> [Task to carry out]
From the records, pick out and copy each line containing "examples".

--------------------------------

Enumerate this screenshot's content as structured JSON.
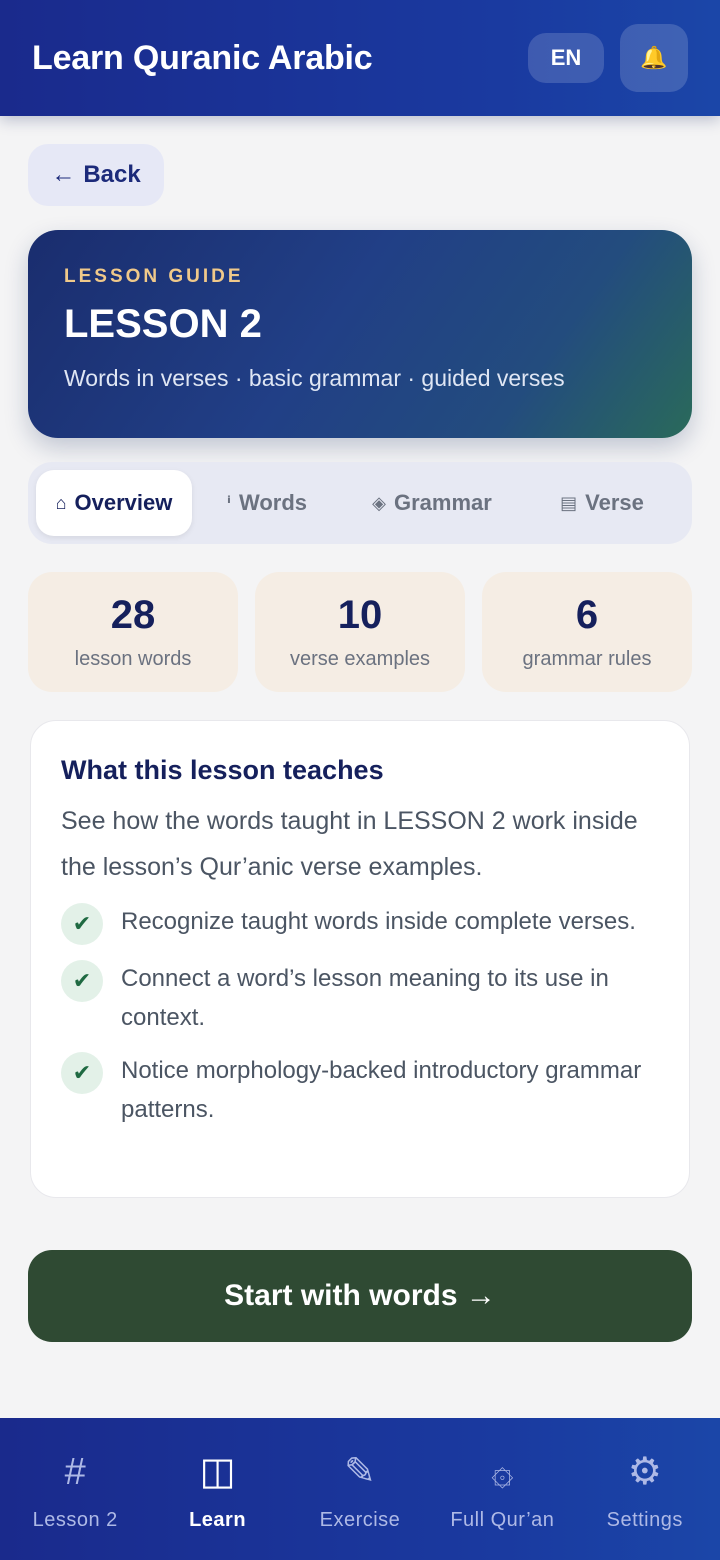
{
  "header": {
    "title": "Learn Quranic Arabic",
    "language_label": "EN",
    "notification_icon": "bell-icon"
  },
  "back": {
    "arrow": "←",
    "label": "Back"
  },
  "hero": {
    "kicker": "LESSON GUIDE",
    "title": "LESSON 2",
    "subtitle": "Words in verses · basic grammar · guided verses"
  },
  "tabs": [
    {
      "icon": "⌂",
      "label": "Overview",
      "active": true
    },
    {
      "icon": "ⁱ",
      "label": "Words",
      "active": false
    },
    {
      "icon": "◈",
      "label": "Grammar",
      "active": false
    },
    {
      "icon": "▤",
      "label": "Verse",
      "active": false
    }
  ],
  "stats": [
    {
      "value": "28",
      "label": "lesson words"
    },
    {
      "value": "10",
      "label": "verse examples"
    },
    {
      "value": "6",
      "label": "grammar rules"
    }
  ],
  "teach": {
    "title": "What this lesson teaches",
    "description": "See how the words taught in LESSON 2 work inside the lesson’s Qur’anic verse examples.",
    "points": [
      "Recognize taught words inside complete verses.",
      "Connect a word’s lesson meaning to its use in context.",
      "Notice morphology-backed introductory grammar patterns."
    ],
    "check_glyph": "✔"
  },
  "cta": {
    "label": "Start with words →"
  },
  "bottom_nav": [
    {
      "icon": "#",
      "label": "Lesson 2",
      "active": false
    },
    {
      "icon": "◫",
      "label": "Learn",
      "active": true
    },
    {
      "icon": "✎",
      "label": "Exercise",
      "active": false
    },
    {
      "icon": "۞",
      "label": "Full Qur’an",
      "active": false
    },
    {
      "icon": "⚙",
      "label": "Settings",
      "active": false
    }
  ],
  "colors": {
    "brand_blue": "#1a2a8c",
    "accent_gold": "#f0c98a",
    "cta_green": "#2f4a33",
    "stat_bg": "#f5ede4",
    "check_green": "#1f6a42"
  }
}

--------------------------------

> [Exercise response]
      "label": "verse examples"
    "description": "See how the words taught in LESSON 2 work inside the lesson’s Qur’anic verse examples.",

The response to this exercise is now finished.